→ **Activity**
Every line with the string "books" in it belongs in your answer, so copy them all from the data.

→ **Data about app and page elements**
---

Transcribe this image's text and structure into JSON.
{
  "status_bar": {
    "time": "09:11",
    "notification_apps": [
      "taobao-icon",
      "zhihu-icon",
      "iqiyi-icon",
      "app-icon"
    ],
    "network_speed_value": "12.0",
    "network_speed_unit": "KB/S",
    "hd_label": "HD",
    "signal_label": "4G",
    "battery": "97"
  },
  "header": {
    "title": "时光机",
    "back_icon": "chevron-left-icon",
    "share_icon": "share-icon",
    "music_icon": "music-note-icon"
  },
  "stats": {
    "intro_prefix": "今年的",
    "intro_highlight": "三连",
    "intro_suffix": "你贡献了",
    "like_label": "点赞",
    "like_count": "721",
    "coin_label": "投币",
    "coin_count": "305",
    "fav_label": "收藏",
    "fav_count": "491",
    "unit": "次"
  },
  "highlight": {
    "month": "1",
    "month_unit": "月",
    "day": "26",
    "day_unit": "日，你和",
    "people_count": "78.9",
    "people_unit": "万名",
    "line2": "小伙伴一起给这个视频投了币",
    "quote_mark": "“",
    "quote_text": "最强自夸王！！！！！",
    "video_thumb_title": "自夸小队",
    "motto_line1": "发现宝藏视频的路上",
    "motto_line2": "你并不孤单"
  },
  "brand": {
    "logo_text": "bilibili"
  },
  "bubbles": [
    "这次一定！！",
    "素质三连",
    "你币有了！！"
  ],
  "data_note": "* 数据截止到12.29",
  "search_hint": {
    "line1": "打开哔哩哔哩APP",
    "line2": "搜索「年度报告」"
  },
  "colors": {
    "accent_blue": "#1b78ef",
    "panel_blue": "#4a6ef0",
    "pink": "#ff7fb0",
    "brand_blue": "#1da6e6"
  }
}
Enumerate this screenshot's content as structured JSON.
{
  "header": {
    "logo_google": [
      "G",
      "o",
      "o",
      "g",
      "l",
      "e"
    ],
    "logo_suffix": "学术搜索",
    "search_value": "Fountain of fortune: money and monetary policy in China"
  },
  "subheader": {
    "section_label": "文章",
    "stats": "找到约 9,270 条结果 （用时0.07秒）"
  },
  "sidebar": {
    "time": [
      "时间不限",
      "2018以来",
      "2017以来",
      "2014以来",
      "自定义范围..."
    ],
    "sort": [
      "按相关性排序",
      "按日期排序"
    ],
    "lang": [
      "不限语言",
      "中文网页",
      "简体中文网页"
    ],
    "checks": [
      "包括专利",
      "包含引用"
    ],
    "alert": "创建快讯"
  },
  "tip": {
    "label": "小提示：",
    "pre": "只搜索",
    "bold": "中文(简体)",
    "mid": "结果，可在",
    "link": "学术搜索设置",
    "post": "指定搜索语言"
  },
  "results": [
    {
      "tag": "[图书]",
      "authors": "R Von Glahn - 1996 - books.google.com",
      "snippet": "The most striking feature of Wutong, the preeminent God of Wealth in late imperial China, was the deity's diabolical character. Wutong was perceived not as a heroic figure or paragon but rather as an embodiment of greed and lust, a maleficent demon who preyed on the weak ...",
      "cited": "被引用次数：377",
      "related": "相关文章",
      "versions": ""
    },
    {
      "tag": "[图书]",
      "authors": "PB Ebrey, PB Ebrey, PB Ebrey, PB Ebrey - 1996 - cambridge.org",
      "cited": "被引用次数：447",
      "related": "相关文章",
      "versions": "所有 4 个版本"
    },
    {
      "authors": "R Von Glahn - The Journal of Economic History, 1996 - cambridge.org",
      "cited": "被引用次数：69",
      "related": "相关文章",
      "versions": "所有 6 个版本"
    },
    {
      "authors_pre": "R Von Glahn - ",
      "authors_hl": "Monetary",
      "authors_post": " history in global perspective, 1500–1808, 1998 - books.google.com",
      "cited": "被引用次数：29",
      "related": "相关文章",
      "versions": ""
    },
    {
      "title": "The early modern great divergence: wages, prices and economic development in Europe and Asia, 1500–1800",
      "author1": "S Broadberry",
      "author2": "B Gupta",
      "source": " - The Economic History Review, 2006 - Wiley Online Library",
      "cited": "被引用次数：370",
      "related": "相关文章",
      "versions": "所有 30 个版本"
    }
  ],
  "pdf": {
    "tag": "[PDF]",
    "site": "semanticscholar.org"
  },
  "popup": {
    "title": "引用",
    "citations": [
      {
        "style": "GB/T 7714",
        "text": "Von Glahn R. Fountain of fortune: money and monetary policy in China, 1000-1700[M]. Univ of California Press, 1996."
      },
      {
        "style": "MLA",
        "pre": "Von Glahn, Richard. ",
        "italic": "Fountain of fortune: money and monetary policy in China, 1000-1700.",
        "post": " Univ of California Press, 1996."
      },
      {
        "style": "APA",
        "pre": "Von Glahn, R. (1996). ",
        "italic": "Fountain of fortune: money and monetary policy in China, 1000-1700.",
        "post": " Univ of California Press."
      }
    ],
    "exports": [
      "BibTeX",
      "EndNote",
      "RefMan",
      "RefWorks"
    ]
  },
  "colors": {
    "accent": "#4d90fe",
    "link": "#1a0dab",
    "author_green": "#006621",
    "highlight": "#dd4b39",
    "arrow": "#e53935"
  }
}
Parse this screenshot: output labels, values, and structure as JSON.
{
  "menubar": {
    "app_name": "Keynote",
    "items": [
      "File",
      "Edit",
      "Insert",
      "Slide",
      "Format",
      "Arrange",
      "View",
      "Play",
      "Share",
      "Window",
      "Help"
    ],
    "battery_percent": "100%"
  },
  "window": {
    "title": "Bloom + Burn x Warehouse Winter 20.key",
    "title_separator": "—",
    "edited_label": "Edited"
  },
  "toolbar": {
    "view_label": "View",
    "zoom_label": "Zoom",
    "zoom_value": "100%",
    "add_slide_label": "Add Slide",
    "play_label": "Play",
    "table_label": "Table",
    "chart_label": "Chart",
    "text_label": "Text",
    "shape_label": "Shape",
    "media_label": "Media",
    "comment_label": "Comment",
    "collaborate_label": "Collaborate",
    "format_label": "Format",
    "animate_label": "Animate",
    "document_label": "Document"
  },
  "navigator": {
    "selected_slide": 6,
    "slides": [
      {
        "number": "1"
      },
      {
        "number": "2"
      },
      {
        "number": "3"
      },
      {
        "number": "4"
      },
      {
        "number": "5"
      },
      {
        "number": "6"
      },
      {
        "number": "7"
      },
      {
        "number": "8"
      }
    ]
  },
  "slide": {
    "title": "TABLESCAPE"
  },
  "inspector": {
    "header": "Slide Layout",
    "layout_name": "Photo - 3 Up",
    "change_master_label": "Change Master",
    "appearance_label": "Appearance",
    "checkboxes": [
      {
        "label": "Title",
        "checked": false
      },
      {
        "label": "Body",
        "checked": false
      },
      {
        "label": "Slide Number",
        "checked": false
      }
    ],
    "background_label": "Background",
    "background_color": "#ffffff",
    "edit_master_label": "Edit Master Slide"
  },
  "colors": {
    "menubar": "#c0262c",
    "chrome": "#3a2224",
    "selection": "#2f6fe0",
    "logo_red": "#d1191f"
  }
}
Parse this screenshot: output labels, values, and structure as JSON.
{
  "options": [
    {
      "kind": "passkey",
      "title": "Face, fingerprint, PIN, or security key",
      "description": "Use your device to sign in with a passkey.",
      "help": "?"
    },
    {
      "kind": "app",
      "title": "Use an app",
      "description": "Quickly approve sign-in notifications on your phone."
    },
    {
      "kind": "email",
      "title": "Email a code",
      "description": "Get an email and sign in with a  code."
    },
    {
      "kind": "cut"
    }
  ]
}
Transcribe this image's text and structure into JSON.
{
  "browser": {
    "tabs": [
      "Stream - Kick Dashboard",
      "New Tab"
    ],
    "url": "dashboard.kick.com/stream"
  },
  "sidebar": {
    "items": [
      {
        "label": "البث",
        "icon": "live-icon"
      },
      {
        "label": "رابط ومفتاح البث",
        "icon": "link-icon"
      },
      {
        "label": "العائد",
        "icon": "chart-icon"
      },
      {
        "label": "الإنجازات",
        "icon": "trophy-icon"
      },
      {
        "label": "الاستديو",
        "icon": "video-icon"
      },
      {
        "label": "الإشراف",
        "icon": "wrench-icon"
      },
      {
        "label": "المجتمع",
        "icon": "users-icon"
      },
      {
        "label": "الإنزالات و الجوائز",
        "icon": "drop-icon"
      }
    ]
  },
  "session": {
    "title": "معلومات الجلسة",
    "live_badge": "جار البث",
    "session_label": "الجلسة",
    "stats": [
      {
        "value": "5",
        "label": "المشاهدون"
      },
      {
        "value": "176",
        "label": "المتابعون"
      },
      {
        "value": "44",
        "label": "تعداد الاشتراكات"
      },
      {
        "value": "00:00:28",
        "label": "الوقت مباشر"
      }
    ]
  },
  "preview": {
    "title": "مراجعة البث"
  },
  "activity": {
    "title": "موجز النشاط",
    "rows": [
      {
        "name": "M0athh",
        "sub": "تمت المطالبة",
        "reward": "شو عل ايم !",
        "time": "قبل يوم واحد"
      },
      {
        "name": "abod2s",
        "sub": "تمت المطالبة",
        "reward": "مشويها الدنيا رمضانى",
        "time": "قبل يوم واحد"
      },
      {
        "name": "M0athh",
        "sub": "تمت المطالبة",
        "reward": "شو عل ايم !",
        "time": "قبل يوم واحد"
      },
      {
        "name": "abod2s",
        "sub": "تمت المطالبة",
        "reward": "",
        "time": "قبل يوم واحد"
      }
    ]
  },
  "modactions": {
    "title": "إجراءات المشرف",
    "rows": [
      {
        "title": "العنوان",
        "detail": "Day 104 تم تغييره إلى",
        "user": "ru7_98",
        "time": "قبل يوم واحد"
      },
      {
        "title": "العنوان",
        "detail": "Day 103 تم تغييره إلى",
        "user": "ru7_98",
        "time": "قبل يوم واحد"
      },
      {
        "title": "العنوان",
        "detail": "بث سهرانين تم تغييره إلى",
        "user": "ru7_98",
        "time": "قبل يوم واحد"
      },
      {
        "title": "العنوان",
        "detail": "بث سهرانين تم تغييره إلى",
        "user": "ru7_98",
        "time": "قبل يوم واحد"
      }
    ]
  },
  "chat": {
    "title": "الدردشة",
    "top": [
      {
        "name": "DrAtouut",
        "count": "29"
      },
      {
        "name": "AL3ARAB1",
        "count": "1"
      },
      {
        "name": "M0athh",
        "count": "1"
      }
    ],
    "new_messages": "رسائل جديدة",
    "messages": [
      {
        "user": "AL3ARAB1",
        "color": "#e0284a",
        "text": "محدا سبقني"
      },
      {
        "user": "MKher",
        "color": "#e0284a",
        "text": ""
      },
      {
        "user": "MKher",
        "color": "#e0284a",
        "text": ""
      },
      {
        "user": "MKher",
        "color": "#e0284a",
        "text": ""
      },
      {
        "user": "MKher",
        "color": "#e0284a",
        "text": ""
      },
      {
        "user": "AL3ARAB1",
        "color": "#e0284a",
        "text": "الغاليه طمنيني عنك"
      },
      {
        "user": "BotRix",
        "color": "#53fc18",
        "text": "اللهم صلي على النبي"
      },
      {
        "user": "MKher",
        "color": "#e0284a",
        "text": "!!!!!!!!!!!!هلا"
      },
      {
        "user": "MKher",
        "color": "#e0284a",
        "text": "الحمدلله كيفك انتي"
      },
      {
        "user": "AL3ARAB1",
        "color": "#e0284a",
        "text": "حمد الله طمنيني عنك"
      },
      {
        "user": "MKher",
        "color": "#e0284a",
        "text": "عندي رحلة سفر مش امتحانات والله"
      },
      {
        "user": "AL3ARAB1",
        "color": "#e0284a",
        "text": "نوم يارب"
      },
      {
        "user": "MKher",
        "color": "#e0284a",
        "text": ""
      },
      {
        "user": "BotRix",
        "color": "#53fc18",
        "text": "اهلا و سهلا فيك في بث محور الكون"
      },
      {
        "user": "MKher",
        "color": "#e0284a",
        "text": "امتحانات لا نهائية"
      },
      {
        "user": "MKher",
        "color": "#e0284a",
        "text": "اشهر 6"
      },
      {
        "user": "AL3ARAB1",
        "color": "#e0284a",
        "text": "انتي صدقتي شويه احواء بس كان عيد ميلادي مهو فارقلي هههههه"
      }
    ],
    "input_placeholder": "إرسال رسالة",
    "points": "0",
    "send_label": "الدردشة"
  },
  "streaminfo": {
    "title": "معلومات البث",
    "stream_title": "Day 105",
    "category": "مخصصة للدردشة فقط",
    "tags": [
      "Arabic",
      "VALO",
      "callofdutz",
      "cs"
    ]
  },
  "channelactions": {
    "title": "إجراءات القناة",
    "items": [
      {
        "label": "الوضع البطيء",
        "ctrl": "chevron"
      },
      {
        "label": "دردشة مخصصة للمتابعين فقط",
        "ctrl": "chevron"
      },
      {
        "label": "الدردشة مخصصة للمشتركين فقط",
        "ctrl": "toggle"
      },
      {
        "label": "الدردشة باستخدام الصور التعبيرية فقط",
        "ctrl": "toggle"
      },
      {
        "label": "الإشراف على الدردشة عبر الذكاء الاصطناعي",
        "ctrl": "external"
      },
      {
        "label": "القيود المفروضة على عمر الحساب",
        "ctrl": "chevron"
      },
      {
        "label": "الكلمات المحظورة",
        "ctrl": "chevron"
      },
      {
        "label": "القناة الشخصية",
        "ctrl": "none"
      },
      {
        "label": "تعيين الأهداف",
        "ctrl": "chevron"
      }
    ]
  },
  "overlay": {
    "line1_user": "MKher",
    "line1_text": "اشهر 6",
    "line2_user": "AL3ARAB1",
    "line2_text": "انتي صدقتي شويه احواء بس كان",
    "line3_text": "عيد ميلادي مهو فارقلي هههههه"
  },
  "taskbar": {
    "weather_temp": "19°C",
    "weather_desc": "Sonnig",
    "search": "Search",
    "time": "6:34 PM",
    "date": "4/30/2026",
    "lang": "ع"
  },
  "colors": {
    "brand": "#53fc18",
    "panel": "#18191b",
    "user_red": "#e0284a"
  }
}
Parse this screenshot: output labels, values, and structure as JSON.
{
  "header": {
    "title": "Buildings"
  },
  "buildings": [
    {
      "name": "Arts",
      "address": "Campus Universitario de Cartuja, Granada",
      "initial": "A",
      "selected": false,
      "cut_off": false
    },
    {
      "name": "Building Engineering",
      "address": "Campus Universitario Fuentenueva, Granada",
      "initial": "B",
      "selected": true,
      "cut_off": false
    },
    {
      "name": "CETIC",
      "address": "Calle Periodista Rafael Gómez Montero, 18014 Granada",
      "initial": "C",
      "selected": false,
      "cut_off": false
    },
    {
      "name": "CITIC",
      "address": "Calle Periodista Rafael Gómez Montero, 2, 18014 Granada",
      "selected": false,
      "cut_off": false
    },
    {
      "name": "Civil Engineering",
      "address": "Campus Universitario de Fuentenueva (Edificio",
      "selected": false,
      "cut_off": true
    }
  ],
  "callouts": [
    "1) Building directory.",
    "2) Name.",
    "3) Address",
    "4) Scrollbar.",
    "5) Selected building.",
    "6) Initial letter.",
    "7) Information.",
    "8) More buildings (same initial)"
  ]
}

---

→ **Written response**
      "authors": "R Von Glahn - 1996 - books.google.com",
      "authors_post": " history in global perspective, 1500–1808, 1998 - books.google.com",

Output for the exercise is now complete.